The Integrated Merchant

With all of the marvelous and mind boggling technology out there it is easy to let our imaginations run wild and say, “wow” if they can make a phone that I can watch a full length movie on surly they can come up with a way that would allow me to use the vast amounts of information stored in my company’s client management system.

The fact of the matter is that many systems that are just a few years old were not built with change and flexibility in mind. When they were produced they were probably built to the specifications given to the design team, and if you are one of the companies struggling with a rigged platform you probably paid a lot for this system. The problem comes when your business, your customer base, or your world changes. Anyone would agree in order to stay at or near the top of the heap you need to be ready and capable to adjust your direction sometimes drastically.

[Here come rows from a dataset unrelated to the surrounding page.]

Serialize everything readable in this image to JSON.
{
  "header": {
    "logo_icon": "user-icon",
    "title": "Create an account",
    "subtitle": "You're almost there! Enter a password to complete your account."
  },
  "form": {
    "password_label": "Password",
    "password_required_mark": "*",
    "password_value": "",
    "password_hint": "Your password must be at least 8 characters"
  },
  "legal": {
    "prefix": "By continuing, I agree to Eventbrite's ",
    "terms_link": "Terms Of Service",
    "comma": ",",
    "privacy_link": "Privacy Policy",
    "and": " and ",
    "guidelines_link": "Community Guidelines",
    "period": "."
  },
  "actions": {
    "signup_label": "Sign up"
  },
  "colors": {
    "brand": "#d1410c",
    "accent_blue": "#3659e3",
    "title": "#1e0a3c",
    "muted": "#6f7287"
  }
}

When these important changes come and you call in your well paid IT department and tell them that you now need an online store capable of everything that the in-store system is. There are a couple of things that the IT people will come up with to solve the dilemma. First of all they will probably tell you that with the current system it is not possible, but when you tell them that you spent $700,000 on this system and it had better be possible. Then most like you will get what is known as a patch.

Patches are common and you can see them in operating systems everywhere. A patch is always a financial drain on the company and the larger the company becomes the larger the financial drain. Then more patches will undoubtedly be added in to compensate for other software shortcomings. So how can you tell if your company is falling victim to the patch. It is simple just ask yourself this question do I employ anyone that does any of the following. Collects customer trends, imputes information into the system other than at the point of sale, compiles customer lists, types or prints envelopes, has to add up credit card receipts to balance the till, has to input a code to track certain information, has to generate shipping invoices or billing invoices. And of course the list goes on.

I spoke with a CEO of a company who told me that in order to make a certain type of transaction occur someone needed to manually impute a code into the system so that particular items could be tracked and reported. He told me that at first they did very few of these types of transactions and so the patch did not seem like that bad of an idea, however now they employ 30 full time employees with benefits to manage that particular patch.

Patched systems become less and less intuitive for the user and many instances, the customer. Your company’s sales may be off the chart but calculate for a moment how much that sale cost you from marketing through point of sale, invoicing, shipping follow-up and deposit of your income. Remember you are paying for every task that your employees are doing. What in the beginning is just an employee picking up the slack for the sake of the patch, can turn into a less than profitable situation.

This is precisely why web based systems are becoming more and more popular. They are usually much cheaper to build and infinity easier to upgrade and modify. Web based systems will also keep your hardware costs down. However your IT department will generally not endorse this truth because this will take away their job security and serve to shrink IT needs instead of increase them. Before you throw a lot of money at the problem and still do not have what you need to function at peak performance, look at your options and you would do well to get a software evaluation from a qualified outside source. You might be amazed at what you can do with all of that customer information that is just sitting in your data base.